Across the UK, 12 million people have hearing loss and 1 in 7 adults live with tinnitus. Despite this, there are not yet any clinically approved treatments for those who need and want them.
The RNID Hearing Therapeutics Initiative accelerates the global development of new treatments and therapeutics to prevent and treat hearing loss and tinnitus.
We do this by creating partnerships across the global hearing research ecosystem – from hearing researchers and clinicians, and funders and investors, to those working in biotech, pharma and hearing device companies. If that sounds like you, sign up to join the network below.
How the HTI works
The Hearing Therapeutics Initiative brings together:
- a consortium of partner organisations with unique knowledge, expertise and infrastructure in hearing research, drug discovery and development.
- a global Network of innovators from academia and industry looking for tailored support to help them develop new hearing therapeutics.

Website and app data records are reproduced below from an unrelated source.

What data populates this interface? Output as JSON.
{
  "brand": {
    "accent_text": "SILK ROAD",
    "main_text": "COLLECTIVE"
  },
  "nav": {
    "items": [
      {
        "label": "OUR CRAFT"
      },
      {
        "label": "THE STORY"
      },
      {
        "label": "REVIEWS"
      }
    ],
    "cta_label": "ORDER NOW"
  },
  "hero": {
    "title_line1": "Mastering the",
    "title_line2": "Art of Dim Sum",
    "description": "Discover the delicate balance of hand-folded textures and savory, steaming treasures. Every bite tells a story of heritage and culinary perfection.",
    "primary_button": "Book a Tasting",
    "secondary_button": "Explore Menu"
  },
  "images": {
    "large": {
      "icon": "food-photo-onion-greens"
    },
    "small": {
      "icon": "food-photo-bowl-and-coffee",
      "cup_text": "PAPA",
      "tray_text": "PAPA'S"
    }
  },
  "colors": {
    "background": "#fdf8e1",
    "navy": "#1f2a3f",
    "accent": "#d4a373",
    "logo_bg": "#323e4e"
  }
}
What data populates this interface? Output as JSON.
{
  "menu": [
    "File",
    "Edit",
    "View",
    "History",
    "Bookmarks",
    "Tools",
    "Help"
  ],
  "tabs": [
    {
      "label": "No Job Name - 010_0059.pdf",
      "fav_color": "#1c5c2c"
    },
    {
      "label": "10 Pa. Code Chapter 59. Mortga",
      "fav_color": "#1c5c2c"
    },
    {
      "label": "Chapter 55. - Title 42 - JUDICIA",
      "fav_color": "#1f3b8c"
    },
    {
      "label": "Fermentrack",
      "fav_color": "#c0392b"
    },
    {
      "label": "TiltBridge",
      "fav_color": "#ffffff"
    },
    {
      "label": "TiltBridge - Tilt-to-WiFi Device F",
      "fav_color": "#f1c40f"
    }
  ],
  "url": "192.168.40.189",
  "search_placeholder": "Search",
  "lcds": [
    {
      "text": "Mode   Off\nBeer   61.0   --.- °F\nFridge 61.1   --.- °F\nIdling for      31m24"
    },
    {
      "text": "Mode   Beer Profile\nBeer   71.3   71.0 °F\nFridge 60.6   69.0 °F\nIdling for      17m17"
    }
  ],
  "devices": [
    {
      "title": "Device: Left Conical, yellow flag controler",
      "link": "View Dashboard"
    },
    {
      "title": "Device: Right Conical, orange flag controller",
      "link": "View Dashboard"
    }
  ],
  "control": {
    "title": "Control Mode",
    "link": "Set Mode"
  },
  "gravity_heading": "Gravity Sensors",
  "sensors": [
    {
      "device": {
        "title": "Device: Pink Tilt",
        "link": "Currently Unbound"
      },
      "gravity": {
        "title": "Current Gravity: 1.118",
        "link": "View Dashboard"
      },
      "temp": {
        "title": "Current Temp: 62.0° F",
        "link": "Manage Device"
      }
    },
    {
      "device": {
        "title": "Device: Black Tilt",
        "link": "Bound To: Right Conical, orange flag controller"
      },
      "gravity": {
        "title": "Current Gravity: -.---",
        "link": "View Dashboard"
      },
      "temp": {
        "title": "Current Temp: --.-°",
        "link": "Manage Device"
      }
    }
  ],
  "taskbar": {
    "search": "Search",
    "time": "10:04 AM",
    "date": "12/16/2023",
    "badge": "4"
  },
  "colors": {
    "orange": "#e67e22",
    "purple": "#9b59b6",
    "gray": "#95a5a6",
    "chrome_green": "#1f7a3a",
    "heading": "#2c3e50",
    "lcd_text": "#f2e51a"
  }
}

The Hearing Therapeutics Initiative connects innovators with the infrastructure and expertise they need, at every step of the translational pathway.
By joining the Network you’ll receive tailored support for your translational research, bi-monthly newsletters with updates on the hearing therapeutics sector, consulting and collaboration opportunities, and invitations to HTI activities and events.
Join the HTI Network
Sign up to the HTI Network
Are you an innovator or investor active in, or interested in entering the hearing therapeutics space? Would you like to stay up-to-date with what’s happening in the sector? Or are you looking for support with your translational hearing project, or access to the HTI virtual research platform? Join the HTI Network – we’d love to hear from you.
Our HTI Network partner organisations
Find out about the partner organisations working with the HTI Network to support innovators developing treatments for hearing loss and tinnitus.
Engaging patients in research
Find out how we can bring about and promote the engagement of patients in research.